* [WHAT TO WORK ON]:
Pick every line out of the entries below that has the string "meta", and copy it.

* [DATA FOR PROCESSING]:
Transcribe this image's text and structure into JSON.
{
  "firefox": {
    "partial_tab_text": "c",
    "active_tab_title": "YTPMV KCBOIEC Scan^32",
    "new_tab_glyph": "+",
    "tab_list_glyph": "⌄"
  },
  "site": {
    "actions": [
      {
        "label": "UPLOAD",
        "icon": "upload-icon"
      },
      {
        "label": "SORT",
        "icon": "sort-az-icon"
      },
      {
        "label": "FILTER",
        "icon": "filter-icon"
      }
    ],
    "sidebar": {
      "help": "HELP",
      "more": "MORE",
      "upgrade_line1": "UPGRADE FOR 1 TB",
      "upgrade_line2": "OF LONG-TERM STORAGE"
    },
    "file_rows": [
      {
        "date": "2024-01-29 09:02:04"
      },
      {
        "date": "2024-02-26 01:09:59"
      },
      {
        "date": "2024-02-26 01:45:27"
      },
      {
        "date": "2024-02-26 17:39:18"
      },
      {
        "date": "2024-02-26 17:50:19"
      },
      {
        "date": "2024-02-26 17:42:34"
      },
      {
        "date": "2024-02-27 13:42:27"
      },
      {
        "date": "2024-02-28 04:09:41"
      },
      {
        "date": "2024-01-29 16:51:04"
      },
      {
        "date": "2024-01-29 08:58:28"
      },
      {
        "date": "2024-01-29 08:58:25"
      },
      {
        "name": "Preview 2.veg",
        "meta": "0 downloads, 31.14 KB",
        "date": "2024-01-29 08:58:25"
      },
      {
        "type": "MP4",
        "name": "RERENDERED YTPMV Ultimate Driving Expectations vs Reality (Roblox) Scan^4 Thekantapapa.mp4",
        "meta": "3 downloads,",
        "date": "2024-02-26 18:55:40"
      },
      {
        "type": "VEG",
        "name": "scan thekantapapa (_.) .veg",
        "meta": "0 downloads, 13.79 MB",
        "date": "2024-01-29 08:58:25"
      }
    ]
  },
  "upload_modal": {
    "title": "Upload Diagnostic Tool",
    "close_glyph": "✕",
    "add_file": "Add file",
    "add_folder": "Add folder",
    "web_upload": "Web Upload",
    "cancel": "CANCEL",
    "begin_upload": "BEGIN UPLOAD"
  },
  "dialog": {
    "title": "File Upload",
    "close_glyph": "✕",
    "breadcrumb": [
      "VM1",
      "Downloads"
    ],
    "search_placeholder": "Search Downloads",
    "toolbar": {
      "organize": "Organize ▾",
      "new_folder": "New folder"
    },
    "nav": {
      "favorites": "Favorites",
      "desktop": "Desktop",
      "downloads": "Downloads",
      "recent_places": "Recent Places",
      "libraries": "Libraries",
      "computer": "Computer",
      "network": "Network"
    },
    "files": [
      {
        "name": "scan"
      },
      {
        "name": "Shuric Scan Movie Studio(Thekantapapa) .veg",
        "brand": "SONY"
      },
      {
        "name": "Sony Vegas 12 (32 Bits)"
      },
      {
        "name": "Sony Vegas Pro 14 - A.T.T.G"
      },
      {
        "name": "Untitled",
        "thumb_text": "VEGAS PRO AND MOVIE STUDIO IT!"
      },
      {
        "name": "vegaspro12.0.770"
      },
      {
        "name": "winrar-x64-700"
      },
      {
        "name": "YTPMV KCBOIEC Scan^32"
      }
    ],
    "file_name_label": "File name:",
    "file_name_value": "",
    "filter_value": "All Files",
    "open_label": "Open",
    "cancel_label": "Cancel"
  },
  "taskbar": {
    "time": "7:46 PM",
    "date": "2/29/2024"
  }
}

* [REPLY TO THE EXERCISE]:
        "meta": "0 downloads, 31.14 KB",
        "meta": "3 downloads,",
        "meta": "0 downloads, 13.79 MB",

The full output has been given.